It is an unorthodox theory, which contrasts with the usual monetary theory of the price level, where the price level is primarily or exclusively determined by supply of money.[1]

These two contrasting views of prices may or may not contradict one another. By its proponents, the fiscal theory is seen as complementary to the monetary quantity theory. By its detractors, the fiscal theory is seen as incorrect, and either irrelevant or simply wrong-headed.

Statement[edit]

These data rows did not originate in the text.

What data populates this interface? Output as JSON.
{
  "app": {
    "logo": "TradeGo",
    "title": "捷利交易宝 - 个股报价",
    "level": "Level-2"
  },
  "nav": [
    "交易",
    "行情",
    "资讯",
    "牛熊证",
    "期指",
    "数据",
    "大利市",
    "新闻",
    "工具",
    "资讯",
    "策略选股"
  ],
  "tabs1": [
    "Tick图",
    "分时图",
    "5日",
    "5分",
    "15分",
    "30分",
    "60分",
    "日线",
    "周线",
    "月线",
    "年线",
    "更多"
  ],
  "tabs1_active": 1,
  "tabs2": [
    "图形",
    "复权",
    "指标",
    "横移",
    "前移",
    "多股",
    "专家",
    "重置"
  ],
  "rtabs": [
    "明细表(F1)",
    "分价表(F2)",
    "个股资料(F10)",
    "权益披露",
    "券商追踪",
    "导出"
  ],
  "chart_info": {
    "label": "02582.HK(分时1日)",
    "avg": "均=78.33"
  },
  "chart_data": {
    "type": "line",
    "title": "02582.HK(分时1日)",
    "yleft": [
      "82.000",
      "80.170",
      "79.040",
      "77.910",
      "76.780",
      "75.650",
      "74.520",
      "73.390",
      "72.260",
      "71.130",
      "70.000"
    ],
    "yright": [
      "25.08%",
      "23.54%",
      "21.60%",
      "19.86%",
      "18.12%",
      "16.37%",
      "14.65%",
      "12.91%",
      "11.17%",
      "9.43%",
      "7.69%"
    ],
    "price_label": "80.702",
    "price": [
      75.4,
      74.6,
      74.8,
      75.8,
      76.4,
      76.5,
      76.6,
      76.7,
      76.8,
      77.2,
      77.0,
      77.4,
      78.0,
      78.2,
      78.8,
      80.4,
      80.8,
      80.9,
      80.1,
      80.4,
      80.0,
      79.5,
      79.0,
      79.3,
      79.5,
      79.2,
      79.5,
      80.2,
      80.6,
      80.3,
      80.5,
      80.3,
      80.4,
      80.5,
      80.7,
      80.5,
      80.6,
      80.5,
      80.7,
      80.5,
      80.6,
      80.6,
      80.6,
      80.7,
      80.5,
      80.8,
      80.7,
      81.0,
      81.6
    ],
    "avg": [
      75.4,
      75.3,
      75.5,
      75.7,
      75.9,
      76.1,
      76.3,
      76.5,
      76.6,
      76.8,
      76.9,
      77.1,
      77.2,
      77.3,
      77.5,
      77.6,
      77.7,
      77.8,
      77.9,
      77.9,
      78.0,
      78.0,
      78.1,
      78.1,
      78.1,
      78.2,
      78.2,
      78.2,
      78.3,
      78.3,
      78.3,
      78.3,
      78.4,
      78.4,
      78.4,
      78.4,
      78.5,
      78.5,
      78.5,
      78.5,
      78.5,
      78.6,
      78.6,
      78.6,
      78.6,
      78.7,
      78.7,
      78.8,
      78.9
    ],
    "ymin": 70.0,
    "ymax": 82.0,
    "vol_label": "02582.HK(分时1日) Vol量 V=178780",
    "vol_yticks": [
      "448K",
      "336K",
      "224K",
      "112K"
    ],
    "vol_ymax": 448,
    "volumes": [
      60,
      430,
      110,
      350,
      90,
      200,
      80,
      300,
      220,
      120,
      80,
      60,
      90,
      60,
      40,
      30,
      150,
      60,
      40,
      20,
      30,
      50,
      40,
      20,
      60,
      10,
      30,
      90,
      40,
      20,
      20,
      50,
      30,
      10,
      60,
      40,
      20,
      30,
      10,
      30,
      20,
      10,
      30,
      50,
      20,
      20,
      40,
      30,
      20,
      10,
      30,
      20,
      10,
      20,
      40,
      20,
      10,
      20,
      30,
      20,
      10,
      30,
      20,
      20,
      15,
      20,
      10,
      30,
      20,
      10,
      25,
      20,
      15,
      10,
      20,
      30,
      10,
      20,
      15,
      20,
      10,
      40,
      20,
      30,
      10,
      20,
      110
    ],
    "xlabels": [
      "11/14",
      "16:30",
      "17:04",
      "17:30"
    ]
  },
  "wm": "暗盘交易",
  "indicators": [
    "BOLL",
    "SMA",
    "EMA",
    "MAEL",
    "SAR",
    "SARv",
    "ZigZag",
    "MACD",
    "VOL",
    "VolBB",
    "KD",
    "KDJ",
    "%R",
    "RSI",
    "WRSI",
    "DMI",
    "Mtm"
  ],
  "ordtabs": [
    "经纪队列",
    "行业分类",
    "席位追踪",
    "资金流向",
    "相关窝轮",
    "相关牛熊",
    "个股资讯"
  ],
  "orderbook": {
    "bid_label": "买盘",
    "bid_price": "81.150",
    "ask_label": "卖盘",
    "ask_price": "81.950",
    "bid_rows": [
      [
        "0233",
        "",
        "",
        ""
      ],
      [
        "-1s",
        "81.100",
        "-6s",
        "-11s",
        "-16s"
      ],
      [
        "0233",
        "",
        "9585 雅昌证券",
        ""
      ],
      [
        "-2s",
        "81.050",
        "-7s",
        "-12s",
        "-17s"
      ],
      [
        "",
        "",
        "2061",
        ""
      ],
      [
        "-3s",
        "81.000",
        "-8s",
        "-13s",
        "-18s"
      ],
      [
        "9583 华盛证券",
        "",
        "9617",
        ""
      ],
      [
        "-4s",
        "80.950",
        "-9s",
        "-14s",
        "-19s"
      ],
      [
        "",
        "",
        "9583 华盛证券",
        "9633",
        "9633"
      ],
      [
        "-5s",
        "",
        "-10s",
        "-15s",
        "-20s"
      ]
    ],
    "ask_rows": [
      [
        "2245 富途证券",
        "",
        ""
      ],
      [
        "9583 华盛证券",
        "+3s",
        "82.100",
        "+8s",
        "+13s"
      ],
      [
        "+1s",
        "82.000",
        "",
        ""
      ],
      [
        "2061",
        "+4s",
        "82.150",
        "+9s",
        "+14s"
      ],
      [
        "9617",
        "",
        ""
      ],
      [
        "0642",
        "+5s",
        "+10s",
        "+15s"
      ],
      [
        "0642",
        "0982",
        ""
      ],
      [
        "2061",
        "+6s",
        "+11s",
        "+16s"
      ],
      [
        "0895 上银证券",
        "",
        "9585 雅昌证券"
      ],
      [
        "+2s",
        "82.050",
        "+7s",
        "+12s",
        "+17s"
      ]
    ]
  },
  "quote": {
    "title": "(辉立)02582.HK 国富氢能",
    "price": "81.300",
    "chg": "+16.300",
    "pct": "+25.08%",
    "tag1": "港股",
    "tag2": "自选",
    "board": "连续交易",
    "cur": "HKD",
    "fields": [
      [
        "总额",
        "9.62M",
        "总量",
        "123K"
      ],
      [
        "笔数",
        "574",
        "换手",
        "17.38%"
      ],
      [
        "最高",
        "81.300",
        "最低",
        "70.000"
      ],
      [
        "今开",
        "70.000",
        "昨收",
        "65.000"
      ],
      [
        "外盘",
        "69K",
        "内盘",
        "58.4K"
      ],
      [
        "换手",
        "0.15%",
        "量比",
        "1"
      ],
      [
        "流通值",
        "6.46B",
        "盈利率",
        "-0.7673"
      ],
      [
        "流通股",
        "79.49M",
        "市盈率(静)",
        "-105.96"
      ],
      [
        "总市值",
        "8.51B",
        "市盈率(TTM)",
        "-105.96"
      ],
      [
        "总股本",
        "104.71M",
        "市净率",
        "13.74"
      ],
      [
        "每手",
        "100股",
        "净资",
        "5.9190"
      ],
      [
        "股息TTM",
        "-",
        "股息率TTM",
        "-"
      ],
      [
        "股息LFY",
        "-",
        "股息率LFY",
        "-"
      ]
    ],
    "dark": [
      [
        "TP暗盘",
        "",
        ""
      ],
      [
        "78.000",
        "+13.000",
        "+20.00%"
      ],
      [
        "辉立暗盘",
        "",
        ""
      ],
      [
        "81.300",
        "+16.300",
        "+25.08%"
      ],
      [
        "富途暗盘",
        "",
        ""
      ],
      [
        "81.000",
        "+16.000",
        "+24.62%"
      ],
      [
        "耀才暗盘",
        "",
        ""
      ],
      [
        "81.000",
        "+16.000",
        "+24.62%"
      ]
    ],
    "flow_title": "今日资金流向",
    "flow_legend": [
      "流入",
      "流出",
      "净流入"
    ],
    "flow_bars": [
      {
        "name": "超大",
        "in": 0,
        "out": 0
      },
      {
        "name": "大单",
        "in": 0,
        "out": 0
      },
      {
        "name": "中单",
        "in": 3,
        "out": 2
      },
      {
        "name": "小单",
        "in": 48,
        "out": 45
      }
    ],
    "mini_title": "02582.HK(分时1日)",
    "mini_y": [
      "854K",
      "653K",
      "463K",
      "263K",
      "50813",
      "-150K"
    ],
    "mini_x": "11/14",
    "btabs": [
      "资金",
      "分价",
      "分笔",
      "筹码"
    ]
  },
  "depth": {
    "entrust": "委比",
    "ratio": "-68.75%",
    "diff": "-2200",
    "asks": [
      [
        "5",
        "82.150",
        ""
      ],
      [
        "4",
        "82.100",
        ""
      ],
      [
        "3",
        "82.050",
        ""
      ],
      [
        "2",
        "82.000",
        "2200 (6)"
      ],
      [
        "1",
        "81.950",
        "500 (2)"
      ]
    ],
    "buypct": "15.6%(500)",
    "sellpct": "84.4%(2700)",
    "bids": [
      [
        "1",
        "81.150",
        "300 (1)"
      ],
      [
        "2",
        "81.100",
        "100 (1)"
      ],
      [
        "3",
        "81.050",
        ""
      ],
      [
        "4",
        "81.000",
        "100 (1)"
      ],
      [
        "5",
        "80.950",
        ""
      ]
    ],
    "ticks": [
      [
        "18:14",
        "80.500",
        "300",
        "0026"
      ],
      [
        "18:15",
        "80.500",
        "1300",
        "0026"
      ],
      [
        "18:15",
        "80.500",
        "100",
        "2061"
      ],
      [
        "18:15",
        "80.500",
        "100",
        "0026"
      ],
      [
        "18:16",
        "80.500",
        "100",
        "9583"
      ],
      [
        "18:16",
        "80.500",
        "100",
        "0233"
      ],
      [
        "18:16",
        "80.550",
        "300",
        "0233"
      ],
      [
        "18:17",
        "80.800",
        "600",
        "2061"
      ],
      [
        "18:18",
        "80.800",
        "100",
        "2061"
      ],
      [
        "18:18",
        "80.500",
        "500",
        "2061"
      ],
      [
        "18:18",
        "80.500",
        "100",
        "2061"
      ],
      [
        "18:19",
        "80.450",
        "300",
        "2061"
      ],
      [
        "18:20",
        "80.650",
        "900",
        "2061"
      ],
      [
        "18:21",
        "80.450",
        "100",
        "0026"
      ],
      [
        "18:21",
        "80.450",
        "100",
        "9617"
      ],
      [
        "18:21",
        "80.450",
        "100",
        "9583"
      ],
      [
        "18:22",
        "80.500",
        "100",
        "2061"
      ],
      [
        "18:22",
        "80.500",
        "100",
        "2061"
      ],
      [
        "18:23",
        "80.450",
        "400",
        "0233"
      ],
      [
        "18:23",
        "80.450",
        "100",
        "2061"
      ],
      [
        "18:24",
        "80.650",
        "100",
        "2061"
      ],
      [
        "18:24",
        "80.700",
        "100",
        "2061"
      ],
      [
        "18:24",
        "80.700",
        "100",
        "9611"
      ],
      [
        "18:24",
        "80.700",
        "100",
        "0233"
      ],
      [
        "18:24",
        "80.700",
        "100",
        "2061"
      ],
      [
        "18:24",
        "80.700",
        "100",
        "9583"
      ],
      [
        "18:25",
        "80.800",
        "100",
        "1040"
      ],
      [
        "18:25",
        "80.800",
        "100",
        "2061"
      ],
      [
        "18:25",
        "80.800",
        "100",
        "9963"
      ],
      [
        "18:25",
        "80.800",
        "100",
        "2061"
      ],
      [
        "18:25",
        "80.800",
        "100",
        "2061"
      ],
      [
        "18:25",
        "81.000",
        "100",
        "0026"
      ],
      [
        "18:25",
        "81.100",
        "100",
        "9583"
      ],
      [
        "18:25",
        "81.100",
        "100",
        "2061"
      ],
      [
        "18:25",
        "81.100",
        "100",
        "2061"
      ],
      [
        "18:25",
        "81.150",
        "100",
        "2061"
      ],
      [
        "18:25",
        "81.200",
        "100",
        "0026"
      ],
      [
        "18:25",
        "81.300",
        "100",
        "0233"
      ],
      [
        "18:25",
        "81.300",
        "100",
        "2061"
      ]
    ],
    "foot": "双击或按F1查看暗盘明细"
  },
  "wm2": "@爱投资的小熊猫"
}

In nominal terms, government must pay off its existing liabilities (government debt) either by refinancing (rolling over the debt, issuing new debt to pay the old) or amortizing (paying it off from surpluses in tax revenue). In real terms, a government can also inflate away the debt: if it causes or allows high inflation, the real amount it must repay will be smaller. Alternatively, it could default on its obligations.

The fiscal theory states that if a government has an unsustainable fiscal policy, such that it will not be able to pay off its obligation in future out of tax revenue (it runs a persistent structural deficit), then it will pay them off via inflating the debt away. Thus, fiscal discipline, meaning a balanced budget over the course of the economic cycle is necessary for the price level to remain stable; unsustainable deficits will require inflation in future.

The theory contradicts the observed reality, which is that governments do not "pay off" their debts, but merely roll them over indefinitely (or occasionally default on them, but this is rare). "Paying off" the national debt would cause a crisis as it would suck money out of the economy and lead to a shortage of risk-free assets.[citation needed]

History[edit]

The fiscal theory of the price level was developed primarily by Eric M. Leeper (1991),[2] Christopher A. Sims (1994), and Woodford (1994, 1995, 2001).[3] It has been criticized by Narayana Kocherlakota and Christopher Phelan,[4] Willem Buiter (2002),[5] Bennett T. McCallum (1999, 2001, 2003), Oscar Arce, and Dirk Niepelt.[1]

See also[edit]

References[edit]

  1. ^ a b McCallum, Bennett T.; Nelson, Edward (2005). "Monetary and Fiscal Theories of the Price Level: The Irreconcilable Differences". Oxford Review of Economic Policy. 21 (4): 565–583. doi:10.1093/oxrep/gri032. 
  2. ^ Leeper, Eric M. (1991). "Equilibria under 'Active' and 'Passive' Monetary and Fiscal Policies". Journal of Monetary Economics. 27 (1): 129−147. doi:10.1016/0304-3932(91)90007-B. 
  3. ^ Woodford, Michael (1995). "Price Level Determinacy Without Control of a Monetary Aggregate". Carnegie-Rochester Conference Series on Public Policy. 43: 1–46. doi:10.1016/0167-2231(95)90033-0. SSRN 225268Freely accessible. 
  4. ^ Kocherlakota; Phelan (1999). "Explaining the Fiscal Theory of the Price Level" (PDF). Federal Reserve Bank of Minneapolis Quarterly Review. 
  5. ^ Buiter, W. H. (2002). "The Fiscal Theory Of The Price Level: A Critique". Economic Journal. 112 (481): 459–480. doi:10.1111/1468-0297.00726. 
  • Leonardo Auernheimer, "Monetary Policy Rules, the Fiscal Theory of the Price Level, and (Almost) All that Jazz," in Money, Crises, and Transition: Essays in Honor of Guillermo A. Calvo. Edited by Carmen M. Reinhart, Carlos A. Végh and Andrés Velasco, Cambridge, MA: MIT Press, 2008, pp. 41–67.